Work order: What you produce should be every line from the data that includes "Yevmiye".

Supplied information Start Marker

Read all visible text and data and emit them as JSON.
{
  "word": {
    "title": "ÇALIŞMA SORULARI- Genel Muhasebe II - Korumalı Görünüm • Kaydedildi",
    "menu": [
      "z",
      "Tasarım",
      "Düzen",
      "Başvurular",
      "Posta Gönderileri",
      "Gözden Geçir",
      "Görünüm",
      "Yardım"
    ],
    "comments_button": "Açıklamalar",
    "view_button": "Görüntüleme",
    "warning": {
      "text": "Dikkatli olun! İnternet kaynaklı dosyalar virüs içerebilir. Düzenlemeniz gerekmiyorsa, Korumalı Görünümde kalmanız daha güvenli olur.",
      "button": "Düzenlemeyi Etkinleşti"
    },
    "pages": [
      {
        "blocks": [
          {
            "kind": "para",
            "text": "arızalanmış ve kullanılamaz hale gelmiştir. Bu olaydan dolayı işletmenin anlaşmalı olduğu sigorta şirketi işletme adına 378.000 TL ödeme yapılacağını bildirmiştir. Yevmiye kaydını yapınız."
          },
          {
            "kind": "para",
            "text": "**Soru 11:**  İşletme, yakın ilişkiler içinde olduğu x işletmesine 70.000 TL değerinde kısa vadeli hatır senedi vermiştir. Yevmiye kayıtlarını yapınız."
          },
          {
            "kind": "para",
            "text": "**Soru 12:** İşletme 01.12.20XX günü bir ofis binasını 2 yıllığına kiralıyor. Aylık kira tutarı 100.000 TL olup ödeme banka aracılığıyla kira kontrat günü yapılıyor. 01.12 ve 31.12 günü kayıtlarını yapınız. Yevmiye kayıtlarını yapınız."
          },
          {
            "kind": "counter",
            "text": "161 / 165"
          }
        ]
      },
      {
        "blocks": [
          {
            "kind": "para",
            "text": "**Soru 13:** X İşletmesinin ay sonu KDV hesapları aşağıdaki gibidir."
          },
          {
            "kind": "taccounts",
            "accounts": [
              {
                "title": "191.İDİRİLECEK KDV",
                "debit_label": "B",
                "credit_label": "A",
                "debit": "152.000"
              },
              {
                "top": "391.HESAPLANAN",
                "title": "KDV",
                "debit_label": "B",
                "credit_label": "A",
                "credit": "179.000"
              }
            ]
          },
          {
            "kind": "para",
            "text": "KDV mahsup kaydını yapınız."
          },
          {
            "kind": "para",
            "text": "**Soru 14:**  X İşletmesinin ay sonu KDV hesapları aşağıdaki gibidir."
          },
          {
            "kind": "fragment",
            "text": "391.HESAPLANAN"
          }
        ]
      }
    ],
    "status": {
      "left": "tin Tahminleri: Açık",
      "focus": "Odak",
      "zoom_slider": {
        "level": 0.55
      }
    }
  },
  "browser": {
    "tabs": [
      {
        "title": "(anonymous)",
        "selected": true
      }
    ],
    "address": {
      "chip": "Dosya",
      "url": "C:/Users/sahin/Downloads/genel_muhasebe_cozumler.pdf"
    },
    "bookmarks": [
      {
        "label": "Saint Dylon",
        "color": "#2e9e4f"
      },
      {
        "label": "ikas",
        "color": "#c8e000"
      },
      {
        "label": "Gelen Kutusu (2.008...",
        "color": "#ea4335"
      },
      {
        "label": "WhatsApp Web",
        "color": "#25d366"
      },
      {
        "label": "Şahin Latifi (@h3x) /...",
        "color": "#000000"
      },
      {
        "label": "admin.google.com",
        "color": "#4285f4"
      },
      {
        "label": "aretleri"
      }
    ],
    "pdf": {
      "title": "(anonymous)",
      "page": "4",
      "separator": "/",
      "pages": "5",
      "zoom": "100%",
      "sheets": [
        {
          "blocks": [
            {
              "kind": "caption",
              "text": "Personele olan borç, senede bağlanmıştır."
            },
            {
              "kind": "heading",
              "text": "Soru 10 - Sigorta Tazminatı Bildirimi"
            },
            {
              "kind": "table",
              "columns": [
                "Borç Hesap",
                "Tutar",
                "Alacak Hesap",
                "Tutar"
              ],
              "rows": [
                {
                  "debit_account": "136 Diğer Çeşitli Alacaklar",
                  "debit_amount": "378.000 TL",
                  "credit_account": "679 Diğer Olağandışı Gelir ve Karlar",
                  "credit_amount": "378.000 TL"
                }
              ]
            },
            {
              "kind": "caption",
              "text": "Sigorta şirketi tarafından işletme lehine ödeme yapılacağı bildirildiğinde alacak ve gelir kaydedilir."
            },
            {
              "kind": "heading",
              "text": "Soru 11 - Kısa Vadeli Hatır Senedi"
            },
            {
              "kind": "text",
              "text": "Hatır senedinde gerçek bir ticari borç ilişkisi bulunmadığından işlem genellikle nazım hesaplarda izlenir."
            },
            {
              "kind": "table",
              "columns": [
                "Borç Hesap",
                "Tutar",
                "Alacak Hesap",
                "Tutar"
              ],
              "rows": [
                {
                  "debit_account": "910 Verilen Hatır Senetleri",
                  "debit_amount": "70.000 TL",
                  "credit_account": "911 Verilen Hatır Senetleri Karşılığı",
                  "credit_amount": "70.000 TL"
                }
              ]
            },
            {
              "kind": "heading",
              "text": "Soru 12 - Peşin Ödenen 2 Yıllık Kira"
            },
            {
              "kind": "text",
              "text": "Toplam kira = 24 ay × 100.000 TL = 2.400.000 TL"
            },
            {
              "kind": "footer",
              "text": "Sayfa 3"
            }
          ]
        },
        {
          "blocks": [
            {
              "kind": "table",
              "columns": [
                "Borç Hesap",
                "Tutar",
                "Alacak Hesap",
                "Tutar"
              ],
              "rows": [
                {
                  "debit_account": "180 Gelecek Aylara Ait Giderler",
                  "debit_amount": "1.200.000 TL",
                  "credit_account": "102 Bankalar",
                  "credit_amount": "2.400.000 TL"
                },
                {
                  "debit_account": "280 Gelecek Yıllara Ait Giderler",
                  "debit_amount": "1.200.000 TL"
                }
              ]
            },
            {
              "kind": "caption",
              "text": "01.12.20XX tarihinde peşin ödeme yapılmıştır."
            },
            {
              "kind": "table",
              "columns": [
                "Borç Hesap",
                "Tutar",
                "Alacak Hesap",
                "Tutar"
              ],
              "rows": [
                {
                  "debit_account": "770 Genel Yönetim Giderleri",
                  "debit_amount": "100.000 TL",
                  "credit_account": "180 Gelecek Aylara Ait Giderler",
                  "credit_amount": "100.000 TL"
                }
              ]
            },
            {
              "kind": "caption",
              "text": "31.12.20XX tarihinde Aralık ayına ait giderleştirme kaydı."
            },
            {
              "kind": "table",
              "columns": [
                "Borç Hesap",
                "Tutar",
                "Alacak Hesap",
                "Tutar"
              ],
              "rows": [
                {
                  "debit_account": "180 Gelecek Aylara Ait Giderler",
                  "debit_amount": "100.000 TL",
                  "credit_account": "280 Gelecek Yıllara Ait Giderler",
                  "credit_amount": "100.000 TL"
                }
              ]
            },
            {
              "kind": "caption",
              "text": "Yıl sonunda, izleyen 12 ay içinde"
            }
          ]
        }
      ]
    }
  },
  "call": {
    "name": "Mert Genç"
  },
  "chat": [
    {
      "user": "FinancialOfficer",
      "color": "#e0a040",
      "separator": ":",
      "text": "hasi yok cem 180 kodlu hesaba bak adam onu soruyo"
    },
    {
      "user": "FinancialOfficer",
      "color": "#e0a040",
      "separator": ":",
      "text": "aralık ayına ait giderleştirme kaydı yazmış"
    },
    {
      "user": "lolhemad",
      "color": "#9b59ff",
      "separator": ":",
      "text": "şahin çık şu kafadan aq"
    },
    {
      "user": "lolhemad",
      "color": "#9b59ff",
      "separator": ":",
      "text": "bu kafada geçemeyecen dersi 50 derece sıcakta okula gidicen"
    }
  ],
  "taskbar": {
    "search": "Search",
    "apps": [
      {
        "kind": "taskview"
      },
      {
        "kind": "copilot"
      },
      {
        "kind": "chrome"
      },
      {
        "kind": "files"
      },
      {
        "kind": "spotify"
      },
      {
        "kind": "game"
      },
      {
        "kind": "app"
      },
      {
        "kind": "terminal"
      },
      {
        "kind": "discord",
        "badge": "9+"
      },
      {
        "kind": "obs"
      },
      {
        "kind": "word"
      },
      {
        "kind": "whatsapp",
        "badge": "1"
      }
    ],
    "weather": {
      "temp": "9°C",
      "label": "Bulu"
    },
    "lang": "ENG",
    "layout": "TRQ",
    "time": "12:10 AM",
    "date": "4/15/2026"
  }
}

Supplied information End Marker

Response area:
            "text": "arızalanmış ve kullanılamaz hale gelmiştir. Bu olaydan dolayı işletmenin anlaşmalı olduğu sigorta şirketi işletme adına 378.000 TL ödeme yapılacağını bildirmiştir. Yevmiye kaydını yapınız."
            "text": "**Soru 11:**  İşletme, yakın ilişkiler içinde olduğu x işletmesine 70.000 TL değerinde kısa vadeli hatır senedi vermiştir. Yevmiye kayıtlarını yapınız."
            "text": "**Soru 12:** İşletme 01.12.20XX günü bir ofis binasını 2 yıllığına kiralıyor. Aylık kira tutarı 100.000 TL olup ödeme banka aracılığıyla kira kontrat günü yapılıyor. 01.12 ve 31.12 günü kayıtlarını yapınız. Yevmiye kayıtlarını yapınız."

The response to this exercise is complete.